Assignment
If a line of the data below contains the string "snapshot", copy it into your answer.

Data extract
================================

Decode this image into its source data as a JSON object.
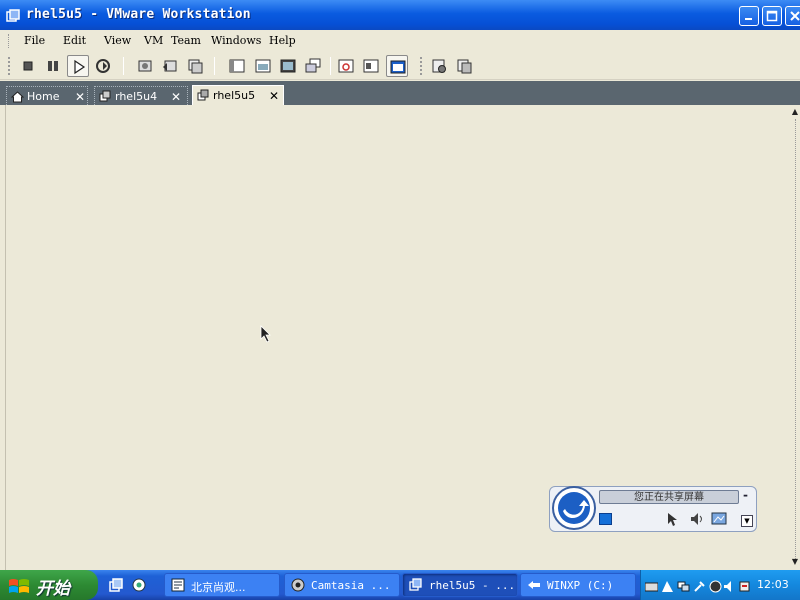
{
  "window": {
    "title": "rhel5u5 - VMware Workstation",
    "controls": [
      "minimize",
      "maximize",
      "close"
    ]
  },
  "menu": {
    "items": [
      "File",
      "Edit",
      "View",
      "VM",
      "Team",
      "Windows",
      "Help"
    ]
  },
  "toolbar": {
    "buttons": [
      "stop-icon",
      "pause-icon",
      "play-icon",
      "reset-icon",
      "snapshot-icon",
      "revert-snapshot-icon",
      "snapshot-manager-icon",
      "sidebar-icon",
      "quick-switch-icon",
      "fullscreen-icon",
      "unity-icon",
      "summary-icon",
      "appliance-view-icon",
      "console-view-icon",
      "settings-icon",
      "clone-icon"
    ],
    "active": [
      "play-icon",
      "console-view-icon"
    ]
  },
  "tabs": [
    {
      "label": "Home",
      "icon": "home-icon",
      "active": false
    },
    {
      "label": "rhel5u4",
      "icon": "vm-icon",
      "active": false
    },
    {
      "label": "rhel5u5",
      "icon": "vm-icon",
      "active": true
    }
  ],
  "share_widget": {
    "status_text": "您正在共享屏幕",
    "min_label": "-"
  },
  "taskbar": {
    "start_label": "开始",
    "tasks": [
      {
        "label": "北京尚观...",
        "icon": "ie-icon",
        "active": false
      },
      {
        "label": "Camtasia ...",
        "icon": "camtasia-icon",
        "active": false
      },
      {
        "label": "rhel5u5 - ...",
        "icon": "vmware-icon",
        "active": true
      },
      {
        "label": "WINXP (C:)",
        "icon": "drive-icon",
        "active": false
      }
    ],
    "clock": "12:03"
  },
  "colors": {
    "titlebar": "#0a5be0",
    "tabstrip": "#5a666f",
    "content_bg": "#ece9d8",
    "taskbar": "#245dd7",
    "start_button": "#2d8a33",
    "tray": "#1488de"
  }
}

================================

Exercise output
      "snapshot-icon",
      "revert-snapshot-icon",
      "snapshot-manager-icon",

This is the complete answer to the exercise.